The Office of Government Ethics last week assembled a progress report comparing the Trump administration’s rate of nominations with those of the Obama administration eight years ago. It’s not a favorable picture for the White House and suggests the new administration has a long way to go before it will be fully staffed.
The data, obtained by Max Stier, president of the nonprofit Partnership for Public Service, show that as of March 7, 2009, President Obama had submitted nominations, including full financial disclosure information, for 228 individuals, while President Trump had submitted only 63 by the same date this year, Stier said.
“The Trump team needs to focus not just on the nominations but on people coming through the pipeline. It’s a complicated process that includes getting through OGE,” Stier told Government Executive. Stier previously linked to charts produced by OGE in an essay in Politico on the topic on Monday, but the graphics show only trends without the numbers, which Stier provided to Government Executive.
Equally dramatic was the contrast between the Trump and Obama administrations in terms of complexity of the nominees’ financial disclosure reports, which helps explain why it will likely take much longer for Trump’s nominees to make it through the process. OGE reviewers divide the individual cases into four categories, based roughly on wealth: simple, moderate, complex and extremely complex. In the last category, “Only the most experienced financial disclosure reviewers can handle reports at this level, and the ethics review usually requires a team of OGE employees,” the document said. “The ethics review cannot be completed without the direct involvement of OGE’s managers or leadership.”
Pie charts produced by OGE show that the portion of Trump nominees’ financial disclosure materials that are deemed complex or extremely complex more than doubled with Trump nominees, while those classified as simple or moderate were less than half what what they were for the Obama nominees.
“Trump is right: There are too many political jobs in the federal government. But he still needs people to run his administration—he can’t do it alone,” Stier wrote in Politico.

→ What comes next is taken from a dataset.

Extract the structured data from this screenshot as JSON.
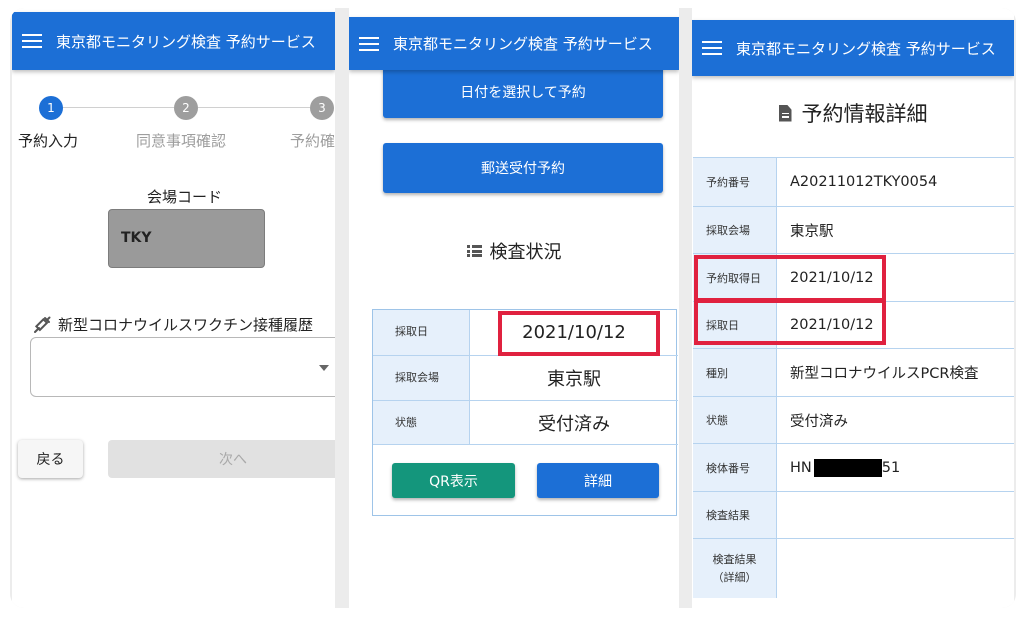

The Partnership has been offering transition guidance to the new administration but has documented its slow pace: only 24 of 511 key administration appointments have been made.
Stier told The New York Times on Monday, “The approach that the president took as a businessman and a candidate is simply not scalable to the challenge of filling out the rest of the government leadership.”